Meanwhile, as Israel’s reactionaries criminalize boycotts and engage in a witch hunt of human rights groups, they seek to quash a tradition of free speech exercised by Martin Luther King in Montgomery, and the protest movement against apartheid South Africa. And like South Africa’s then-ruling National Party, the Likud Party’s extremist coalition government thinks it has all the time in the world, and international opinion and human rights standards be damned. “An unjust law,” as Dr. King once wrote, “is a code that a numerical or power majority group compels a minority group to obey but does not make binding on itself.” Well, Netanyahu’s unjust laws echo back to the desperate attempts by the apartheid government to criminalize protest and dissent, labeling the African National Congress and others as communists and terrorists and forcing them to go underground.
Just as the South African regime perceived itself as the frontlines against the chaos of black African rule, so too has the Israeli government generously depicted itself as a beacon of democracy in the Mideast, where their Arabs receive far better treatment than they would in any Mideast dictatorial regime. Notice that no Arabs are standing up to cosign on that assertion, as cries for democracy throughout the Arab world, now on Israel’s doorstep, have created an inconvenience for the Likud government. While Palestinian civil society applies pressure through nonviolent civil disobedience, it provides an opportunity for peace and self-determination.

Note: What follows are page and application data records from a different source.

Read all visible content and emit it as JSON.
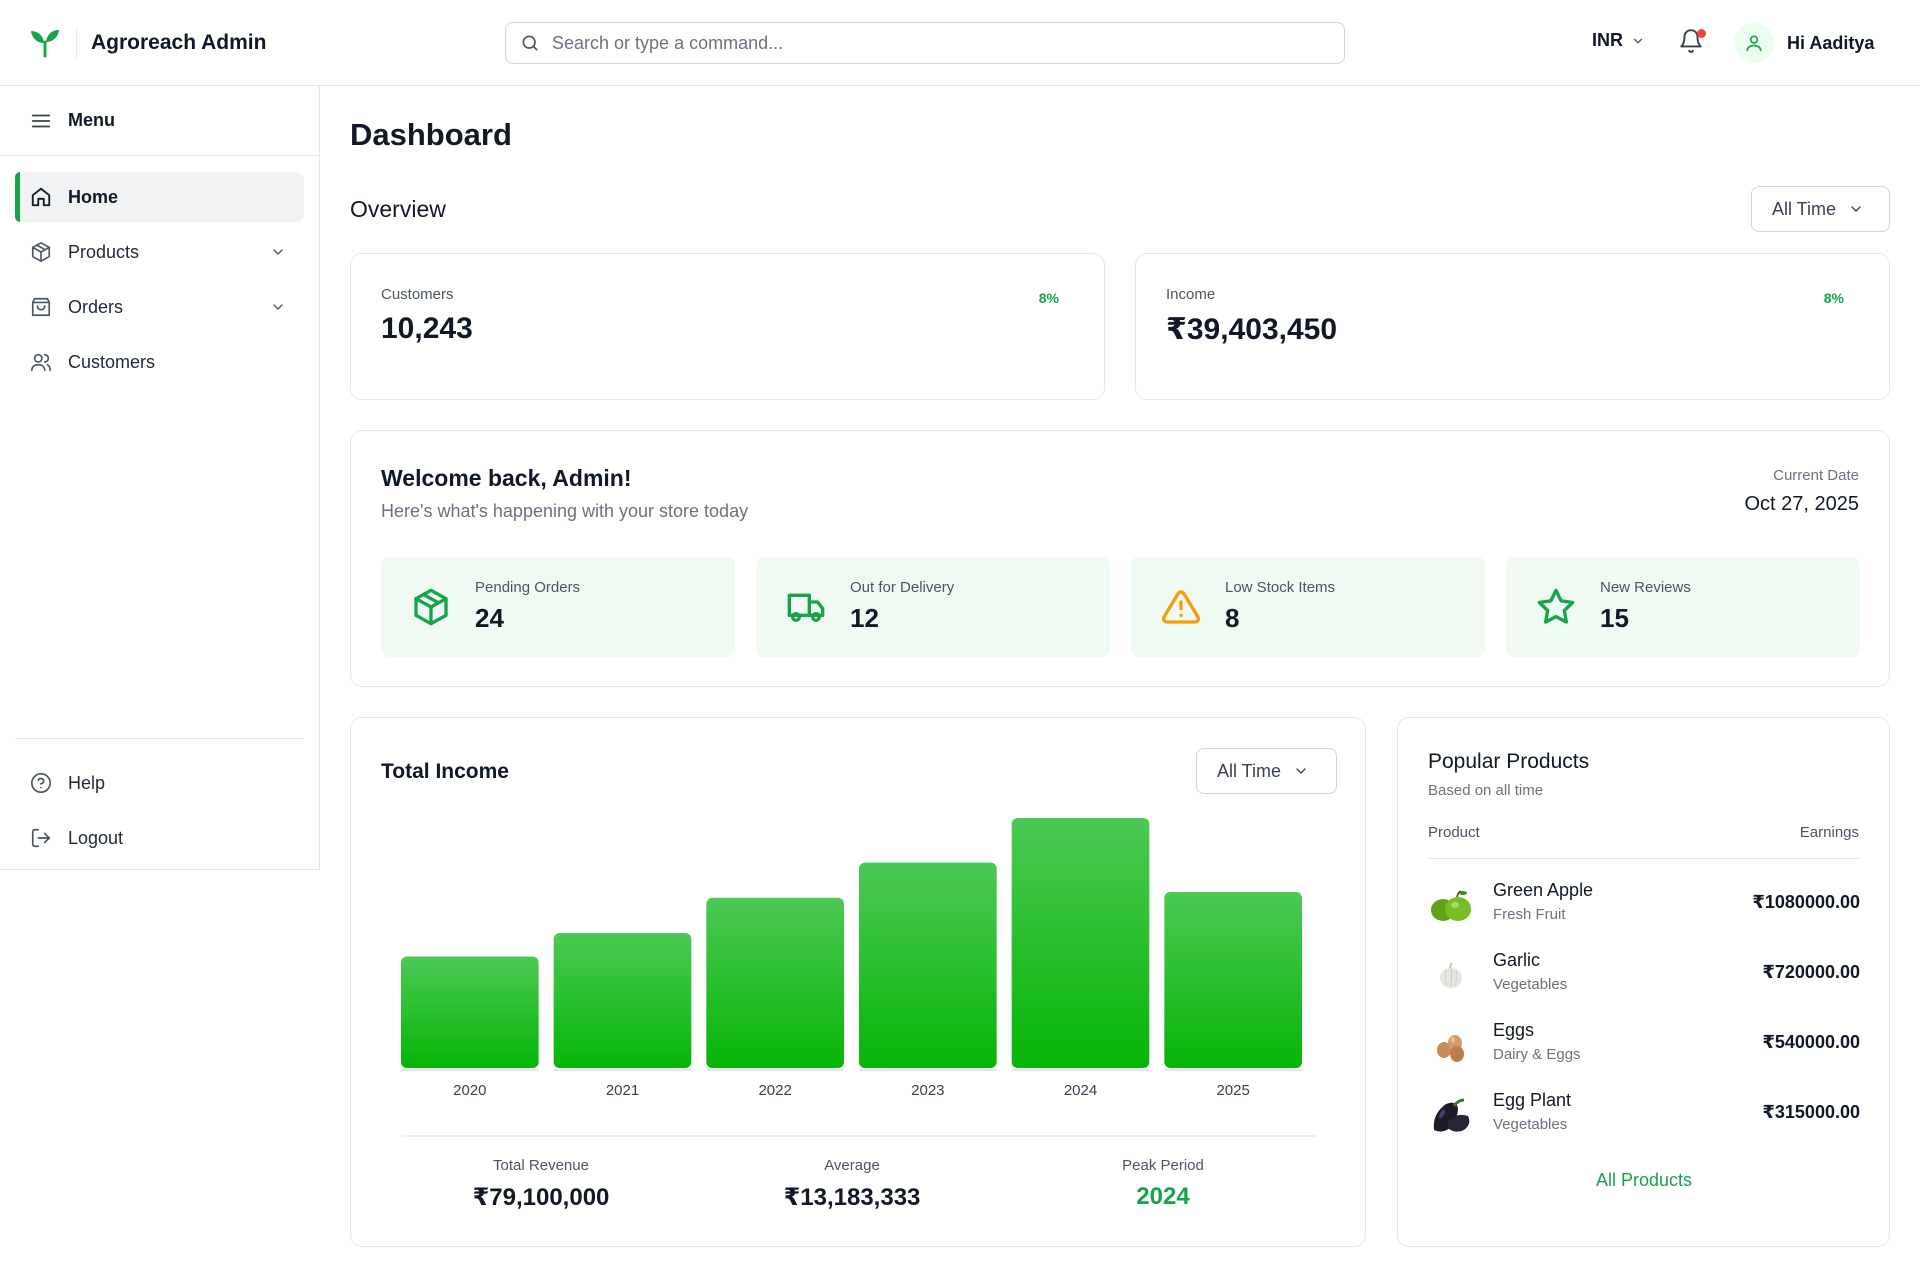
{
  "header": {
    "brand_name": "Agroreach Admin",
    "search_placeholder": "Search or type a command...",
    "currency": "INR",
    "greeting": "Hi Aaditya"
  },
  "sidebar": {
    "menu_label": "Menu",
    "items": [
      {
        "label": "Home",
        "icon": "home-icon",
        "active": true
      },
      {
        "label": "Products",
        "icon": "package-icon",
        "expandable": true
      },
      {
        "label": "Orders",
        "icon": "shopping-bag-icon",
        "expandable": true
      },
      {
        "label": "Customers",
        "icon": "users-icon"
      }
    ],
    "footer_items": [
      {
        "label": "Help",
        "icon": "help-circle-icon"
      },
      {
        "label": "Logout",
        "icon": "logout-icon"
      }
    ]
  },
  "main": {
    "title": "Dashboard",
    "overview_title": "Overview",
    "overview_range": "All Time",
    "stats": [
      {
        "label": "Customers",
        "value": "10,243",
        "change": "8%"
      },
      {
        "label": "Income",
        "value": "₹39,403,450",
        "change": "8%"
      }
    ],
    "welcome": {
      "title": "Welcome back, Admin!",
      "subtitle": "Here's what's happening with your store today",
      "date_label": "Current Date",
      "date_value": "Oct 27, 2025",
      "cards": [
        {
          "label": "Pending Orders",
          "value": "24",
          "icon": "package-icon"
        },
        {
          "label": "Out for Delivery",
          "value": "12",
          "icon": "truck-icon"
        },
        {
          "label": "Low Stock Items",
          "value": "8",
          "icon": "alert-triangle-icon"
        },
        {
          "label": "New Reviews",
          "value": "15",
          "icon": "star-icon"
        }
      ]
    },
    "income": {
      "title": "Total Income",
      "range": "All Time",
      "summary": [
        {
          "label": "Total Revenue",
          "value": "₹79,100,000"
        },
        {
          "label": "Average",
          "value": "₹13,183,333"
        },
        {
          "label": "Peak Period",
          "value": "2024"
        }
      ]
    },
    "popular": {
      "title": "Popular Products",
      "subtitle": "Based on all time",
      "col_product": "Product",
      "col_earnings": "Earnings",
      "rows": [
        {
          "name": "Green Apple",
          "category": "Fresh Fruit",
          "earnings": "₹1080000.00",
          "image": "green-apple-image"
        },
        {
          "name": "Garlic",
          "category": "Vegetables",
          "earnings": "₹720000.00",
          "image": "garlic-image"
        },
        {
          "name": "Eggs",
          "category": "Dairy & Eggs",
          "earnings": "₹540000.00",
          "image": "eggs-image"
        },
        {
          "name": "Egg Plant",
          "category": "Vegetables",
          "earnings": "₹315000.00",
          "image": "eggplant-image"
        }
      ],
      "all_link": "All Products"
    }
  },
  "colors": {
    "accent": "#16a34a",
    "bar_top": "#4cc955",
    "bar_bottom": "#06b506",
    "alert": "#f59e0b",
    "notification_dot": "#ef4444"
  },
  "chart_data": {
    "type": "bar",
    "title": "Total Income",
    "categories": [
      "2020",
      "2021",
      "2022",
      "2023",
      "2024",
      "2025"
    ],
    "values": [
      9500000,
      11500000,
      14500000,
      17500000,
      21300000,
      15000000
    ],
    "ylim": [
      0,
      21300000
    ],
    "grid": false,
    "legend": "none"
  }
}
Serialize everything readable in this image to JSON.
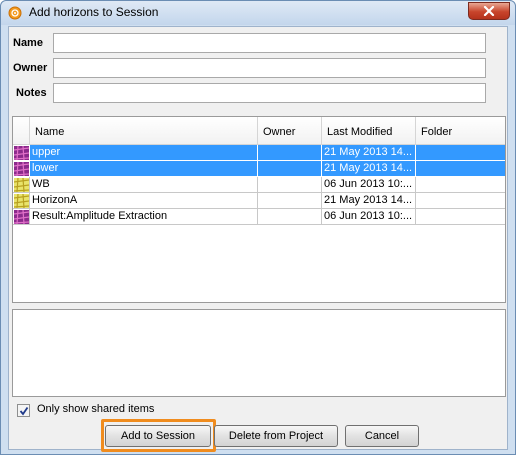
{
  "dialog": {
    "title": "Add horizons to Session"
  },
  "form": {
    "name_label": "Name",
    "name_value": "",
    "owner_label": "Owner",
    "owner_value": "",
    "notes_label": "Notes",
    "notes_value": ""
  },
  "table": {
    "columns": [
      "Name",
      "Owner",
      "Last Modified",
      "Folder"
    ],
    "rows": [
      {
        "name": "upper",
        "owner": "",
        "modified": "21 May 2013 14...",
        "folder": "",
        "selected": true,
        "icon": "horizon-purple-icon"
      },
      {
        "name": "lower",
        "owner": "",
        "modified": "21 May 2013 14...",
        "folder": "",
        "selected": true,
        "icon": "horizon-purple-icon"
      },
      {
        "name": "WB",
        "owner": "",
        "modified": "06 Jun 2013 10:...",
        "folder": "",
        "selected": false,
        "icon": "horizon-yellow-icon"
      },
      {
        "name": "HorizonA",
        "owner": "",
        "modified": "21 May 2013 14...",
        "folder": "",
        "selected": false,
        "icon": "horizon-yellow-icon"
      },
      {
        "name": "Result:Amplitude Extraction",
        "owner": "",
        "modified": "06 Jun 2013 10:...",
        "folder": "",
        "selected": false,
        "icon": "horizon-purple-icon"
      }
    ]
  },
  "options": {
    "shared_only_label": "Only show shared items",
    "shared_only_checked": true
  },
  "buttons": {
    "add_label": "Add to Session",
    "delete_label": "Delete from Project",
    "cancel_label": "Cancel"
  },
  "colors": {
    "selection": "#3399ff",
    "highlight_outline": "#f08c1e",
    "icon_purple": "#8b2a8b",
    "icon_yellow": "#e8e36a"
  }
}
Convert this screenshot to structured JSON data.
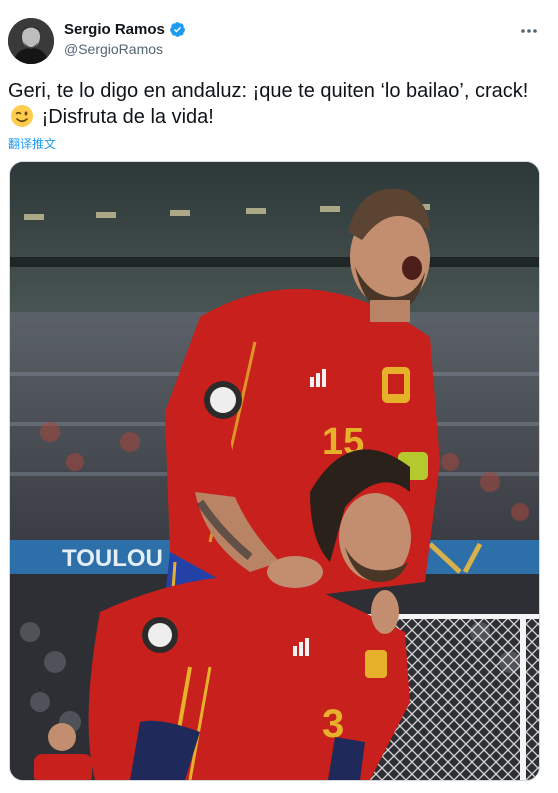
{
  "tweet": {
    "display_name": "Sergio Ramos",
    "handle": "@SergioRamos",
    "text_part1": "Geri, te lo digo en andaluz: ¡que te quiten ‘lo bailao’, crack!",
    "emoji": "winking-face",
    "text_part2": "¡Disfruta de la vida!",
    "translate_label": "翻译推文"
  },
  "media": {
    "banner_text": "TOULOU",
    "player_top_number": "15",
    "player_bottom_number": "3"
  },
  "icons": {
    "verified": "verified-badge-icon",
    "more": "more-options-icon"
  },
  "colors": {
    "accent": "#1d9bf0",
    "jersey_red": "#c8201c",
    "jersey_gold": "#e5b22a"
  }
}
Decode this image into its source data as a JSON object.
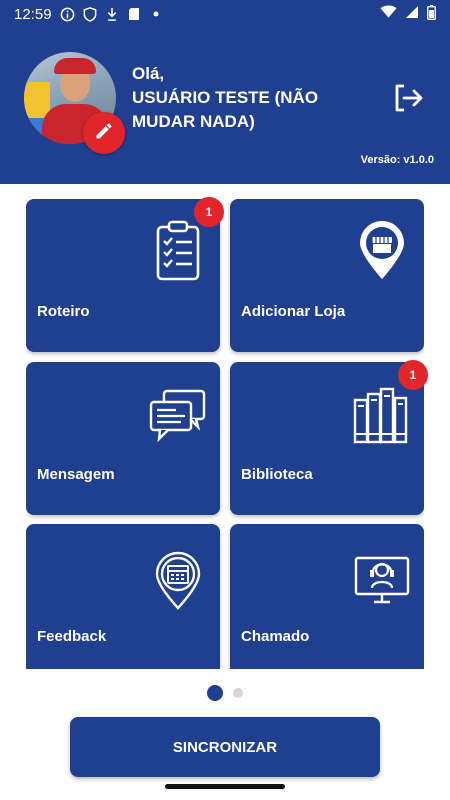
{
  "status": {
    "time": "12:59",
    "icons_left": [
      "info-icon",
      "shield-icon",
      "download-icon",
      "sd-card-icon",
      "dot-icon"
    ],
    "icons_right": [
      "wifi-icon",
      "signal-icon",
      "battery-icon"
    ]
  },
  "header": {
    "greeting": "Olá,",
    "user_name": "USUÁRIO TESTE (NÃO MUDAR NADA)",
    "version": "Versão: v1.0.0"
  },
  "cards": [
    {
      "label": "Roteiro",
      "icon": "clipboard-checklist-icon",
      "badge": "1"
    },
    {
      "label": "Adicionar Loja",
      "icon": "store-pin-icon",
      "badge": ""
    },
    {
      "label": "Mensagem",
      "icon": "chat-bubbles-icon",
      "badge": ""
    },
    {
      "label": "Biblioteca",
      "icon": "books-icon",
      "badge": "1"
    },
    {
      "label": "Feedback",
      "icon": "calendar-pin-icon",
      "badge": ""
    },
    {
      "label": "Chamado",
      "icon": "support-headset-icon",
      "badge": ""
    }
  ],
  "pager": {
    "pages": 2,
    "current": 1
  },
  "sync_label": "SINCRONIZAR",
  "colors": {
    "primary": "#213f8f",
    "accent": "#e0262a"
  }
}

Meanwhile, Netanyahu has reportedly agreed to negotiate the borders of a Palestinian state based on the internationally-recognized 1967 ceasefire borders—exactly what Obama had suggested. If true, one can only imagine what Bibi’s Tea Party allies—and those GOP presidential candidates— will think of him now.